It's not as dumpy as before.
Despite its dumpy looks, the electric Nissan Leaf has been a relative success for the Japanese car brand. It celebrated 15,000 sales of the Leaf in the UK last year – making it the most popular electric car on the market.
Nissan is on a roll at the moment, having recently given its popular Qashqai crossover a facelift, and refreshed the Micra into a desirable supermini from the cheap and nasty city car it was before. We've got high hopes, then, for the new Leaf – and this teaser shot released today suggests the carmaker could be onto a winner with the 2018 model.
We can see a more aerodynamic shape compared to the blob that is the outgoing model, with Nissan hinting that this will contribute towards a greater range than ever before. "Aerodynamics is key to how efficiently an electric car moves," said the brand in a statement. "Less drag and better stability enable the vehicle to drive longer distances before having to recharge."
Although exact figures are yet to be confirmed, the current Leaf has a range of up to 155 miles – and rumours suggest new battery technology might bring a 200-mile range within reach of the new model.
Nissan says the new Leaf will sit lower to the ground than its predecessor, reducing drag and increasing stability at higher speeds. It's likely to feature a number of Nissan's latest design features, including its trademark V-Motion grille.
More Nissan Leaf:
- All-New 2018 Nissan Leaf Interior Spied
- Nissan Leaf All Terrain Is The First EV Ever To Enter Mongol Rally
- 2018 Nissan Leaf Spied Hiding Sleeker Design Under Bin Bag Camo
- 2017 Nissan Leaf Review
One clever feature of the new Nissan Leaf that's been confirmed is its revolutionary 'e-pedal'. Although drivers will be able to operate an accelerator and brake pedal like any other automatic car, they'll be able to press a button to switch to one-pedal mode. This'll mean you can control the car entirely through the accelerator pedal – lift off, and the car will automatically brake to a full stop. Drivers will be able to use this mode for 90% of normal driving, says Nissan.

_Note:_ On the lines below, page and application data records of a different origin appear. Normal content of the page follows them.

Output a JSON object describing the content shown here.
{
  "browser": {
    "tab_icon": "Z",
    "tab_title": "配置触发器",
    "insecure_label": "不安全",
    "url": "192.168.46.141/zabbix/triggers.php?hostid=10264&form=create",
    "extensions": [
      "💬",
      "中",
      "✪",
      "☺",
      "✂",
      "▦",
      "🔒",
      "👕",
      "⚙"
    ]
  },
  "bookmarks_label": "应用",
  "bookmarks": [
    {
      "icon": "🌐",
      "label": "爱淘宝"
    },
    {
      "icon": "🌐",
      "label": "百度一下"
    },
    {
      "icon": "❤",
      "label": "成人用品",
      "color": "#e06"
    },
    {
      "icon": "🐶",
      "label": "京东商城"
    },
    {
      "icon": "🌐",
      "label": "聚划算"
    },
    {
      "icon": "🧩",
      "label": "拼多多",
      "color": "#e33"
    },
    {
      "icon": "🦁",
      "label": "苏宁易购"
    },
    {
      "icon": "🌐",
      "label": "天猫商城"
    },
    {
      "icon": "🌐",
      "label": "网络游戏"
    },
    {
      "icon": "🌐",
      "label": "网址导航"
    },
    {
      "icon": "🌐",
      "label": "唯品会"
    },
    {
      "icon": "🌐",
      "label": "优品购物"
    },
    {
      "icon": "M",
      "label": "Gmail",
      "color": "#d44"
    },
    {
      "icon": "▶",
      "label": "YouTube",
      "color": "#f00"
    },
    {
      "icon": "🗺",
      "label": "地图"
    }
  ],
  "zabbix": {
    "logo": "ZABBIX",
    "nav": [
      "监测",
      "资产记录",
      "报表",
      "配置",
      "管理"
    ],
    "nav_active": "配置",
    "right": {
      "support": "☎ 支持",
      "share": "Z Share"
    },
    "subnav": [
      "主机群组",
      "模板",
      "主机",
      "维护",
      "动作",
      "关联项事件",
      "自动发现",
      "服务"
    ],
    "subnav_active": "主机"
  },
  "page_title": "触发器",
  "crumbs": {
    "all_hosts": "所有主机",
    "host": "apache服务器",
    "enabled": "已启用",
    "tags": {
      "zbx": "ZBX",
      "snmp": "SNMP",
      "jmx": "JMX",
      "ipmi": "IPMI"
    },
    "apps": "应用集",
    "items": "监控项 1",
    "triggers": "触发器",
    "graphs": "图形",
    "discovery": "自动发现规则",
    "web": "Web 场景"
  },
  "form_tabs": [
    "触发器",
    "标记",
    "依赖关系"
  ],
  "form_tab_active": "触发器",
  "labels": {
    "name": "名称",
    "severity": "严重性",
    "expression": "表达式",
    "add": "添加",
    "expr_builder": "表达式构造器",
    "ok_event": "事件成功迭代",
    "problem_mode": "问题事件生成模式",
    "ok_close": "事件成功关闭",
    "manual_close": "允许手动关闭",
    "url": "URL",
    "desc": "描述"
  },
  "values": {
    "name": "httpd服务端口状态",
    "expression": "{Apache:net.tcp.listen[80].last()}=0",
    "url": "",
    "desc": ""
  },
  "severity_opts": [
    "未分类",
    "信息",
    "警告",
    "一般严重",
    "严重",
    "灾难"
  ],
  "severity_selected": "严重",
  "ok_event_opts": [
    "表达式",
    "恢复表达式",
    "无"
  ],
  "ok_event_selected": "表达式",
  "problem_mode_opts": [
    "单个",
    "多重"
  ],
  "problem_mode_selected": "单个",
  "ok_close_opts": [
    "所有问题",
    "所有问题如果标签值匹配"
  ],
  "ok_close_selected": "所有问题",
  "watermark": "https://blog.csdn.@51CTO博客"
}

We'll find out more about the new Nissan Leaf when it's revealed later in the year.